- Recorded information
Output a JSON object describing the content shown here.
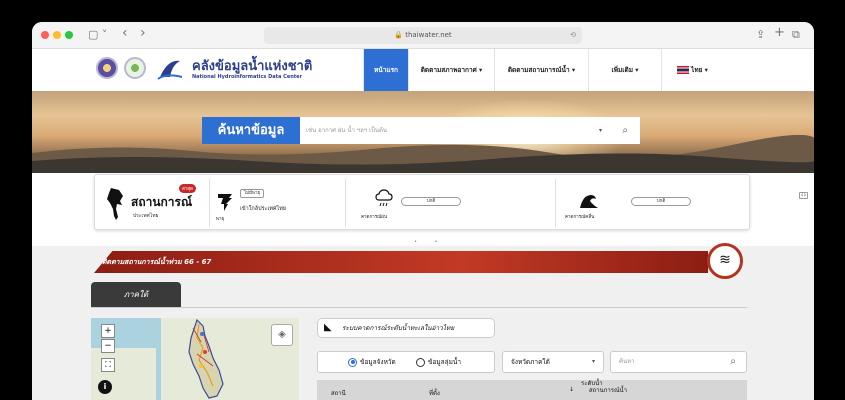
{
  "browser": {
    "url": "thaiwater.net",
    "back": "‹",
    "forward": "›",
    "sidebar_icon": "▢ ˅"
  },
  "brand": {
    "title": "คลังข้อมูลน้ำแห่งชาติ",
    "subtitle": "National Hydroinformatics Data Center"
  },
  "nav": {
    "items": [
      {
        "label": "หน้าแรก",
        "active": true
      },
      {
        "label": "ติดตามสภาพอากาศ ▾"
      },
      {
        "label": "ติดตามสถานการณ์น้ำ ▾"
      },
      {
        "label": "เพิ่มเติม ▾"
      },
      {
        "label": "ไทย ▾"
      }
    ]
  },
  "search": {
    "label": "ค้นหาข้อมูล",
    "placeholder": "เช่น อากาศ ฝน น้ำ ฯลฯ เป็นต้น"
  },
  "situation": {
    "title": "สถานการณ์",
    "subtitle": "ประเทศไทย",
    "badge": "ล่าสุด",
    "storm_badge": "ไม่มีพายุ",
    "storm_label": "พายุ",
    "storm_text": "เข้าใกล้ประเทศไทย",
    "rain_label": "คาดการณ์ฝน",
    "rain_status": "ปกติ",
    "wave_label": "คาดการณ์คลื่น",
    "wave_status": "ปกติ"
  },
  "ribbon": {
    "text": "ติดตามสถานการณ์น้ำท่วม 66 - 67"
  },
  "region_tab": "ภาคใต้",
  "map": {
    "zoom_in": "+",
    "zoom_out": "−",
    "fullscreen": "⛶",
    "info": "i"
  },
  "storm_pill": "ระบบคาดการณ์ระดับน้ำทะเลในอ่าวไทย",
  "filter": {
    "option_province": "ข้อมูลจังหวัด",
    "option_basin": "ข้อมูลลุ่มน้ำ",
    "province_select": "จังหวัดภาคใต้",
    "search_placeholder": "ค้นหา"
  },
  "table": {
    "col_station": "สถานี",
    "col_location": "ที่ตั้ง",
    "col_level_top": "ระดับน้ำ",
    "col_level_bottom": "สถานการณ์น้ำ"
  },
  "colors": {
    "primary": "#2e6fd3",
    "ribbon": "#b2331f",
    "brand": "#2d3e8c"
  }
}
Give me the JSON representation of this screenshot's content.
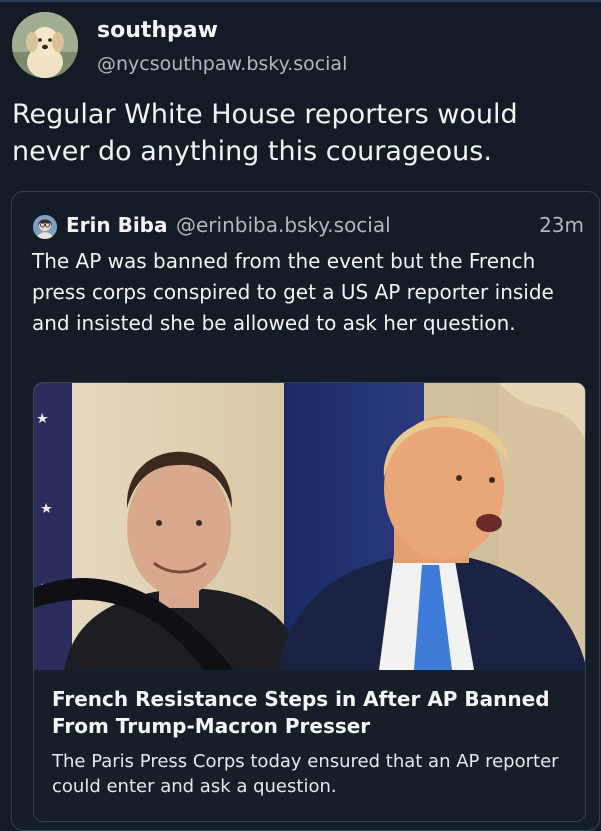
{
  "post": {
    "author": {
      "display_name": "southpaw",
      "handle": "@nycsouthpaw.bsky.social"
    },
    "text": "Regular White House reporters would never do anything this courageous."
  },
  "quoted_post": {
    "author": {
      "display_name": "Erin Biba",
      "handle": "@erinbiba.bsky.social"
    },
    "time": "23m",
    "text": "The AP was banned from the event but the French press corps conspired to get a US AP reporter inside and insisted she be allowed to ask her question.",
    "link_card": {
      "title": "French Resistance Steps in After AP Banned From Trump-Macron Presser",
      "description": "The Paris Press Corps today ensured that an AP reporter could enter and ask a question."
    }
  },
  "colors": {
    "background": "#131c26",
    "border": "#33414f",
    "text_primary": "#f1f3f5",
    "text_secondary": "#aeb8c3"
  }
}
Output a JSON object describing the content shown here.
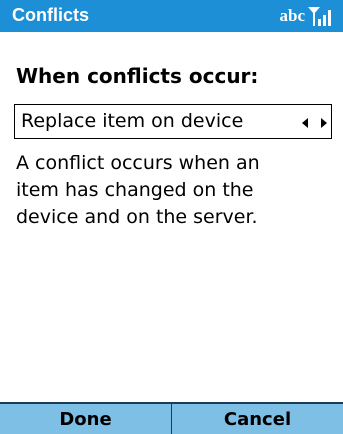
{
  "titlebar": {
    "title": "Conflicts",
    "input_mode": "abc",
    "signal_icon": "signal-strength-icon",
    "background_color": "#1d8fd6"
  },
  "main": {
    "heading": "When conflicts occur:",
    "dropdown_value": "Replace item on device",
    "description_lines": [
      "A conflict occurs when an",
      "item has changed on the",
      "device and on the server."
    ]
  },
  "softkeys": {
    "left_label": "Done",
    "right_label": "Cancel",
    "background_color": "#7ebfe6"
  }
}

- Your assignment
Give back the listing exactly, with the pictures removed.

- Your response
Output a JSON object describing the content shown here.
{
  "browser": {
    "url": "thaiwater.net",
    "back": "‹",
    "forward": "›",
    "sidebar_icon": "▢ ˅"
  },
  "brand": {
    "title": "คลังข้อมูลน้ำแห่งชาติ",
    "subtitle": "National Hydroinformatics Data Center"
  },
  "nav": {
    "items": [
      {
        "label": "หน้าแรก",
        "active": true
      },
      {
        "label": "ติดตามสภาพอากาศ ▾"
      },
      {
        "label": "ติดตามสถานการณ์น้ำ ▾"
      },
      {
        "label": "เพิ่มเติม ▾"
      },
      {
        "label": "ไทย ▾"
      }
    ]
  },
  "search": {
    "label": "ค้นหาข้อมูล",
    "placeholder": "เช่น อากาศ ฝน น้ำ ฯลฯ เป็นต้น"
  },
  "situation": {
    "title": "สถานการณ์",
    "subtitle": "ประเทศไทย",
    "badge": "ล่าสุด",
    "storm_badge": "ไม่มีพายุ",
    "storm_label": "พายุ",
    "storm_text": "เข้าใกล้ประเทศไทย",
    "rain_label": "คาดการณ์ฝน",
    "rain_status": "ปกติ",
    "wave_label": "คาดการณ์คลื่น",
    "wave_status": "ปกติ"
  },
  "ribbon": {
    "text": "ติดตามสถานการณ์น้ำท่วม 66 - 67"
  },
  "region_tab": "ภาคใต้",
  "map": {
    "zoom_in": "+",
    "zoom_out": "−",
    "fullscreen": "⛶",
    "info": "i"
  },
  "storm_pill": "ระบบคาดการณ์ระดับน้ำทะเลในอ่าวไทย",
  "filter": {
    "option_province": "ข้อมูลจังหวัด",
    "option_basin": "ข้อมูลลุ่มน้ำ",
    "province_select": "จังหวัดภาคใต้",
    "search_placeholder": "ค้นหา"
  },
  "table": {
    "col_station": "สถานี",
    "col_location": "ที่ตั้ง",
    "col_level_top": "ระดับน้ำ",
    "col_level_bottom": "สถานการณ์น้ำ"
  },
  "colors": {
    "primary": "#2e6fd3",
    "ribbon": "#b2331f",
    "brand": "#2d3e8c"
  }
}
Give me the JSON representation of this screenshot's content.
{
  "post": {
    "author": {
      "display_name": "southpaw",
      "handle": "@nycsouthpaw.bsky.social"
    },
    "text": "Regular White House reporters would never do anything this courageous."
  },
  "quoted_post": {
    "author": {
      "display_name": "Erin Biba",
      "handle": "@erinbiba.bsky.social"
    },
    "time": "23m",
    "text": "The AP was banned from the event but the French press corps conspired to get a US AP reporter inside and insisted she be allowed to ask her question.",
    "link_card": {
      "title": "French Resistance Steps in After AP Banned From Trump-Macron Presser",
      "description": "The Paris Press Corps today ensured that an AP reporter could enter and ask a question."
    }
  },
  "colors": {
    "background": "#131c26",
    "border": "#33414f",
    "text_primary": "#f1f3f5",
    "text_secondary": "#aeb8c3"
  }
}
Output a JSON object describing the content shown here.
{
  "titlebar": {
    "title": "Conflicts",
    "input_mode": "abc",
    "signal_icon": "signal-strength-icon",
    "background_color": "#1d8fd6"
  },
  "main": {
    "heading": "When conflicts occur:",
    "dropdown_value": "Replace item on device",
    "description_lines": [
      "A conflict occurs when an",
      "item has changed on the",
      "device and on the server."
    ]
  },
  "softkeys": {
    "left_label": "Done",
    "right_label": "Cancel",
    "background_color": "#7ebfe6"
  }
}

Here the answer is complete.